*App and web page records*:
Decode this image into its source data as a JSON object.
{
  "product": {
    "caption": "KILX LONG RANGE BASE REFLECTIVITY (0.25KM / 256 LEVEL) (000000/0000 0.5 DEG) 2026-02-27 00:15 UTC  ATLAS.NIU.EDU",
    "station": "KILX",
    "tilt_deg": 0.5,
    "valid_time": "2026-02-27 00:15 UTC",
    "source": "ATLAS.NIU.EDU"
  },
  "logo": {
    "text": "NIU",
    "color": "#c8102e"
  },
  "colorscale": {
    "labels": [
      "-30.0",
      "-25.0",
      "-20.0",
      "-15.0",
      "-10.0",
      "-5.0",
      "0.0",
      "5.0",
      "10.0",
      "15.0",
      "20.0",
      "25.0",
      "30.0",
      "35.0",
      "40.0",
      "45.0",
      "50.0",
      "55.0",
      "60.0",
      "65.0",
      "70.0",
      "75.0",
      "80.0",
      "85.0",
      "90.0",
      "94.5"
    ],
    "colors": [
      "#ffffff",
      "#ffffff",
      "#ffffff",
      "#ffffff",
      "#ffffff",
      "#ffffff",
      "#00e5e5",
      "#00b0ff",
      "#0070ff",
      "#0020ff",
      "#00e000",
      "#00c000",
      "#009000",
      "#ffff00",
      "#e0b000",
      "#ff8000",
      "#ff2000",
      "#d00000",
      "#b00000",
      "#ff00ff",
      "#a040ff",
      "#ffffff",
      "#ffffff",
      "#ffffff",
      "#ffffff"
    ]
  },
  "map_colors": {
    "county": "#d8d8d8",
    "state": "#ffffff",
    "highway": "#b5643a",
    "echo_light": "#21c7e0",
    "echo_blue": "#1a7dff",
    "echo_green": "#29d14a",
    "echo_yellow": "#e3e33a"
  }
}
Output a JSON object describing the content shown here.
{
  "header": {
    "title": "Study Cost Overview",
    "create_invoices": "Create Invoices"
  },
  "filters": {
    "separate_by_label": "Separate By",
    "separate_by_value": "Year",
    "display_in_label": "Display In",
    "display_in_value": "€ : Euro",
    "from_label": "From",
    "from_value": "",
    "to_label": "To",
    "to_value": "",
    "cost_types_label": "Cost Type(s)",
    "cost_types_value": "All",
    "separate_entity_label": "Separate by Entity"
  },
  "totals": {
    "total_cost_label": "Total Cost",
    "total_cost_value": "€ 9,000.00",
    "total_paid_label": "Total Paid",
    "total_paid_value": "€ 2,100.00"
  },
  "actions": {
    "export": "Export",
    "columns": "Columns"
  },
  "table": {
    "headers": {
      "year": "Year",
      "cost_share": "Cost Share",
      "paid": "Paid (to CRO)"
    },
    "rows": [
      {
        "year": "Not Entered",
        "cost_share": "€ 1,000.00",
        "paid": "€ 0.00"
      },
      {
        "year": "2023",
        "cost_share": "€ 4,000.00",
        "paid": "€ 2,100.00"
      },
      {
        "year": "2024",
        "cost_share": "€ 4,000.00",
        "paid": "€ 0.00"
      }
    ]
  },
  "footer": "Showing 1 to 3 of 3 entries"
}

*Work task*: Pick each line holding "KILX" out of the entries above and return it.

*Your solution*:
    "caption": "KILX LONG RANGE BASE REFLECTIVITY (0.25KM / 256 LEVEL) (000000/0000 0.5 DEG) 2026-02-27 00:15 UTC  ATLAS.NIU.EDU",
    "station": "KILX",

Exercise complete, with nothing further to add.